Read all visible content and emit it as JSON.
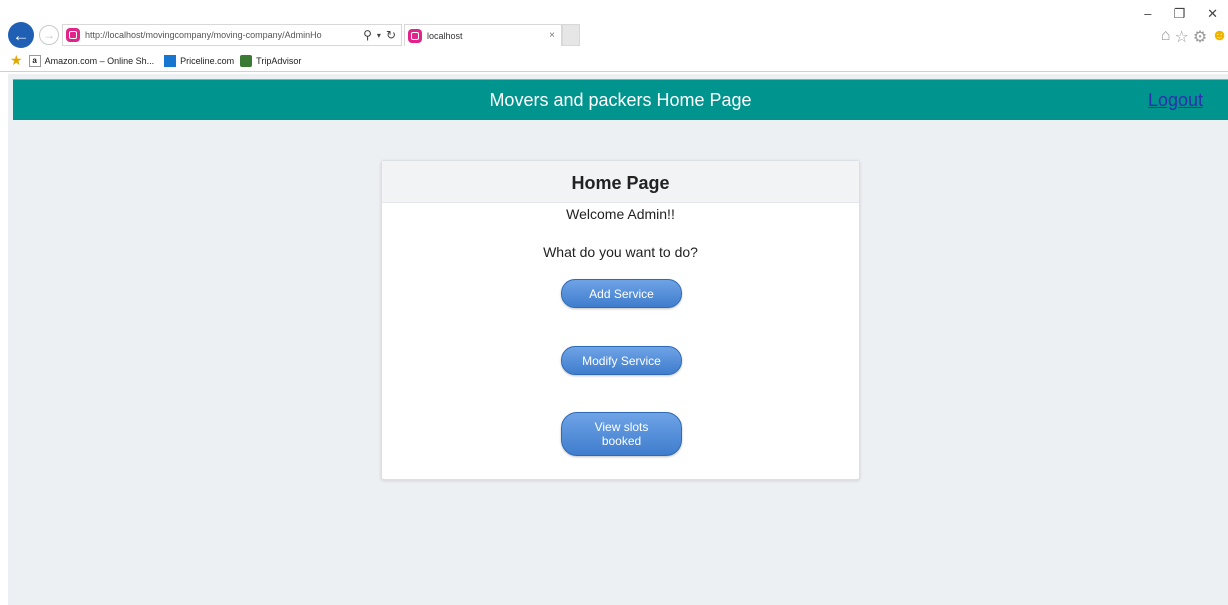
{
  "browser": {
    "url": "http://localhost/movingcompany/moving-company/AdminHo",
    "tab_title": "localhost",
    "tab_close": "×",
    "win_minimize": "–",
    "win_restore": "❐",
    "win_close": "✕",
    "favorites": [
      {
        "label": "Amazon.com – Online Sh..."
      },
      {
        "label": "Priceline.com"
      },
      {
        "label": "TripAdvisor"
      }
    ]
  },
  "header": {
    "title": "Movers and packers Home Page",
    "logout_label": "Logout"
  },
  "card": {
    "title": "Home Page",
    "welcome": "Welcome Admin!!",
    "question": "What do you want to do?",
    "buttons": {
      "add": "Add Service",
      "modify": "Modify Service",
      "view": "View slots booked"
    }
  },
  "colors": {
    "header_bg": "#00948f",
    "page_bg": "#edf0f3",
    "button_blue": "#4a86d4",
    "logout_link": "#2b2fae"
  }
}
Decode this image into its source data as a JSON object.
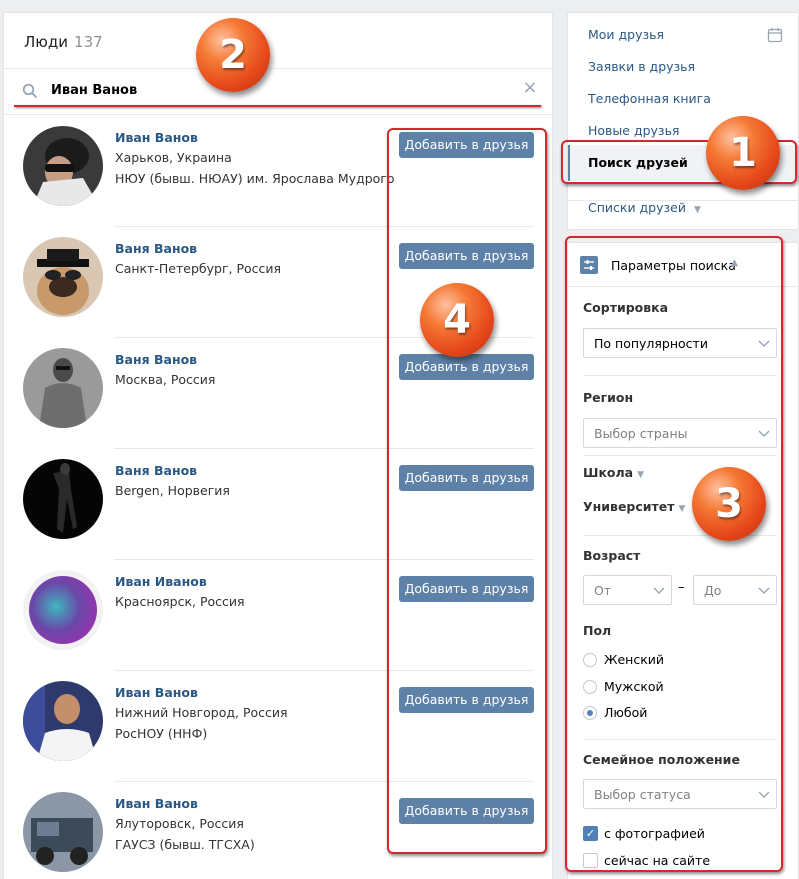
{
  "people": {
    "title": "Люди",
    "count": "137",
    "search_value": "Иван Ванов",
    "add_label": "Добавить в друзья",
    "results": [
      {
        "name": "Иван Ванов",
        "line1": "Харьков, Украина",
        "line2": "НЮУ (бывш. НЮАУ) им. Ярослава Мудрого"
      },
      {
        "name": "Ваня Ванов",
        "line1": "Санкт-Петербург, Россия",
        "line2": ""
      },
      {
        "name": "Ваня Ванов",
        "line1": "Москва, Россия",
        "line2": ""
      },
      {
        "name": "Ваня Ванов",
        "line1": "Bergen, Норвегия",
        "line2": ""
      },
      {
        "name": "Иван Иванов",
        "line1": "Красноярск, Россия",
        "line2": ""
      },
      {
        "name": "Иван Ванов",
        "line1": "Нижний Новгород, Россия",
        "line2": "РосНОУ (ННФ)"
      },
      {
        "name": "Иван Ванов",
        "line1": "Ялуторовск, Россия",
        "line2": "ГАУСЗ (бывш. ТГСХА)"
      }
    ]
  },
  "nav": {
    "my_friends": "Мои друзья",
    "requests": "Заявки в друзья",
    "phonebook": "Телефонная книга",
    "new_friends": "Новые друзья",
    "search_friends": "Поиск друзей",
    "friend_lists": "Списки друзей"
  },
  "params": {
    "title": "Параметры поиска",
    "sort_label": "Сортировка",
    "sort_value": "По популярности",
    "region_label": "Регион",
    "region_placeholder": "Выбор страны",
    "school_label": "Школа",
    "university_label": "Университет",
    "age_label": "Возраст",
    "age_from": "От",
    "age_dash": "–",
    "age_to": "До",
    "sex_label": "Пол",
    "sex_female": "Женский",
    "sex_male": "Мужской",
    "sex_any": "Любой",
    "family_label": "Семейное положение",
    "family_placeholder": "Выбор статуса",
    "with_photo": "с фотографией",
    "online_now": "сейчас на сайте"
  },
  "annotations": {
    "badge_1": "1",
    "badge_2": "2",
    "badge_3": "3",
    "badge_4": "4",
    "color": "#d7262c"
  },
  "colors": {
    "accent": "#5e81a8",
    "link": "#2a5885",
    "background": "#edeef0"
  }
}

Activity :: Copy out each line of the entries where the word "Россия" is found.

Exercise answer ::
        "line1": "Санкт-Петербург, Россия",
        "line1": "Москва, Россия",
        "line1": "Красноярск, Россия",
        "line1": "Нижний Новгород, Россия",
        "line1": "Ялуторовск, Россия",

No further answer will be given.